Yesterday, the budget airline cancelled the flight. It said 80 affected passengers were offered alternative flights - but some complained they were offered tickets on Boxing Day, or up to a week before Chrismas when they were still at work. Booking tickets on flights with other airlines had cost hundreds more in some cases.
This afternoon, JetStar communications manager, Phil Boeyen told NBR the airline had "added an extra Melbourne to Auckland flight" on December 23. It could not be called a direct replacement for the cancelled flight because its exact time had yet to be confirmed.
The airline would be attempting to contact the 80 original passengers. Those who had chosen a refund and booked a flight with another airline in the interim had severed their relationship with the original flight, but all affected ticket holders were encouraged to get in touch.
Asked why the original December 23 flight was canceled, Mr Boeyen was unable to give a specific reason beyond "airlines reschedule flights from time to time."
Wellington Solicitor Jordan Williams complained to NBR that JetStar had "tried to censor" a comment, which only appeared some hours later after he complained.

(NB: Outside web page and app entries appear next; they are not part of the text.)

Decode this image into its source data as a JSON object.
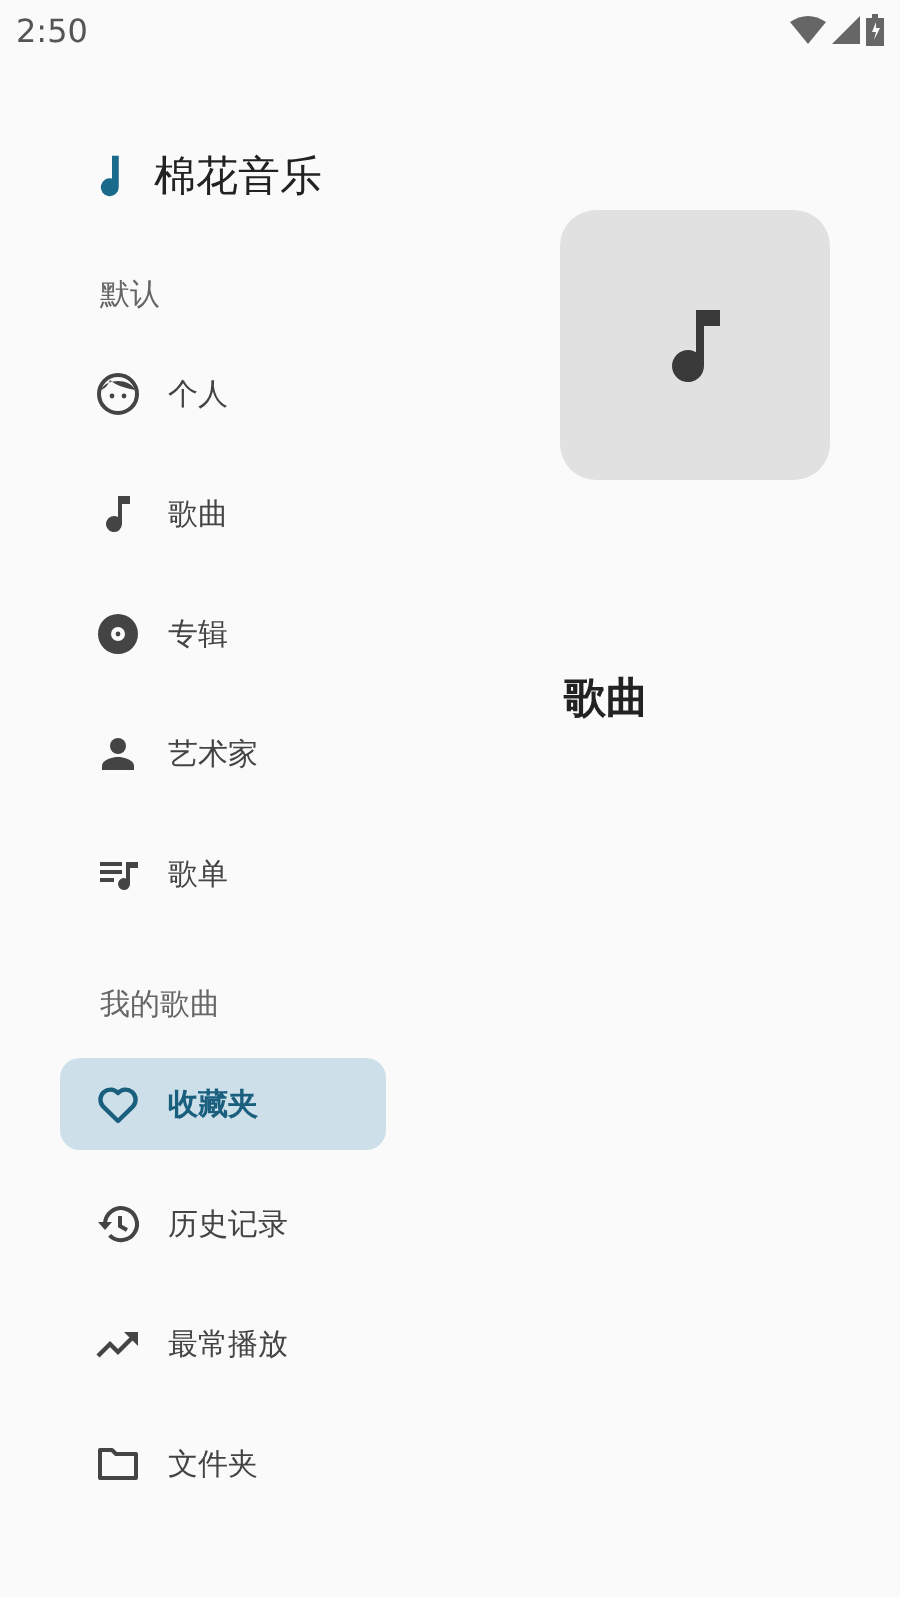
{
  "status_bar": {
    "time": "2:50"
  },
  "app_title": "棉花音乐",
  "sections": [
    {
      "title": "默认",
      "items": [
        {
          "label": "个人",
          "kind": "face",
          "selected": false
        },
        {
          "label": "歌曲",
          "kind": "note",
          "selected": false
        },
        {
          "label": "专辑",
          "kind": "disc",
          "selected": false
        },
        {
          "label": "艺术家",
          "kind": "person",
          "selected": false
        },
        {
          "label": "歌单",
          "kind": "playlist",
          "selected": false
        }
      ]
    },
    {
      "title": "我的歌曲",
      "items": [
        {
          "label": "收藏夹",
          "kind": "heart",
          "selected": true
        },
        {
          "label": "历史记录",
          "kind": "history",
          "selected": false
        },
        {
          "label": "最常播放",
          "kind": "trending",
          "selected": false
        },
        {
          "label": "文件夹",
          "kind": "folder",
          "selected": false
        }
      ]
    }
  ],
  "content": {
    "title": "歌曲"
  }
}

Others have claimed on Twitter that the airnline has removed their comments about the Melbourne-Auckland flight from its Facebook page.
However, at least a couple of robust posts were on show when NBR visited.
"Jetstar, you really have hit an all time low this week ... cancelling flights just prior to Christmas and trying to rebook people on Boxing Day. SHAME ON YOU," posted Michele Cadman.
Ben Dickson offered, "I just want to say you are perhaps the most unethical company I have come across."
The company's Twitter account, JetStar_NZ, has become another magnet for criticism.
It's another example of social media being powerful tool - but not always for the brands that seek to exploit it.